> _Data records_:

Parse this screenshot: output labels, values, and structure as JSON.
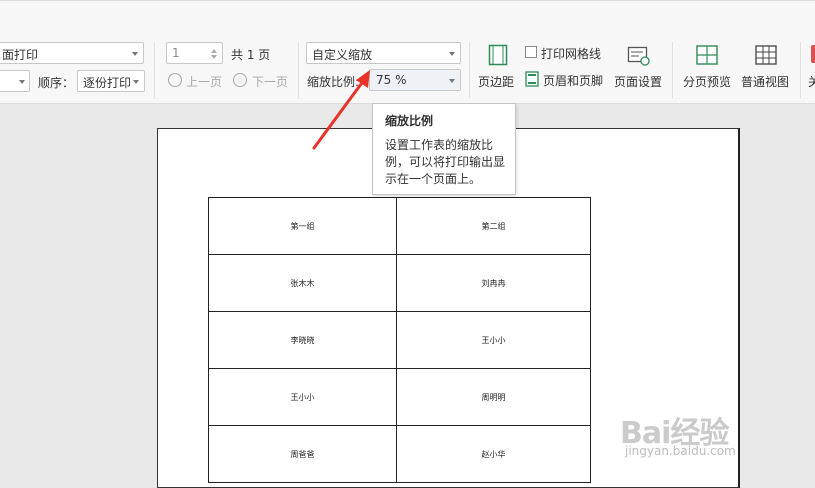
{
  "toolbar": {
    "print_mode": "面打印",
    "page_from": "1",
    "total_pages": "共 1 页",
    "order_label": "顺序：",
    "order_value": "逐份打印",
    "prev_page": "上一页",
    "next_page": "下一页",
    "scale_mode": "自定义缩放",
    "scale_label": "缩放比例:",
    "scale_value": "75 %",
    "print_gridlines": "打印网格线",
    "margins": "页边距",
    "header_footer": "页眉和页脚",
    "page_setup": "页面设置",
    "page_break_preview": "分页预览",
    "normal_view": "普通视图",
    "close_partial": "关"
  },
  "tooltip": {
    "title": "缩放比例",
    "body": "设置工作表的缩放比例，可以将打印输出显示在一个页面上。"
  },
  "sheet": {
    "rows": [
      [
        "第一组",
        "第二组"
      ],
      [
        "张木木",
        "刘冉冉"
      ],
      [
        "李晓晓",
        "王小小"
      ],
      [
        "王小小",
        "周明明"
      ],
      [
        "周爸爸",
        "赵小华"
      ]
    ]
  },
  "watermark": {
    "text": "Bai经验",
    "sub": "jingyan.baidu.com"
  },
  "colors": {
    "arrow": "#e8322a",
    "close_accent": "#d9534f"
  }
}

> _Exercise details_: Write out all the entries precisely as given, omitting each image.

> _Task response_:
Parse this screenshot: output labels, values, and structure as JSON.
{
  "toolbar": {
    "print_mode": "面打印",
    "page_from": "1",
    "total_pages": "共 1 页",
    "order_label": "顺序：",
    "order_value": "逐份打印",
    "prev_page": "上一页",
    "next_page": "下一页",
    "scale_mode": "自定义缩放",
    "scale_label": "缩放比例:",
    "scale_value": "75 %",
    "print_gridlines": "打印网格线",
    "margins": "页边距",
    "header_footer": "页眉和页脚",
    "page_setup": "页面设置",
    "page_break_preview": "分页预览",
    "normal_view": "普通视图",
    "close_partial": "关"
  },
  "tooltip": {
    "title": "缩放比例",
    "body": "设置工作表的缩放比例，可以将打印输出显示在一个页面上。"
  },
  "sheet": {
    "rows": [
      [
        "第一组",
        "第二组"
      ],
      [
        "张木木",
        "刘冉冉"
      ],
      [
        "李晓晓",
        "王小小"
      ],
      [
        "王小小",
        "周明明"
      ],
      [
        "周爸爸",
        "赵小华"
      ]
    ]
  },
  "watermark": {
    "text": "Bai经验",
    "sub": "jingyan.baidu.com"
  },
  "colors": {
    "arrow": "#e8322a",
    "close_accent": "#d9534f"
  }
}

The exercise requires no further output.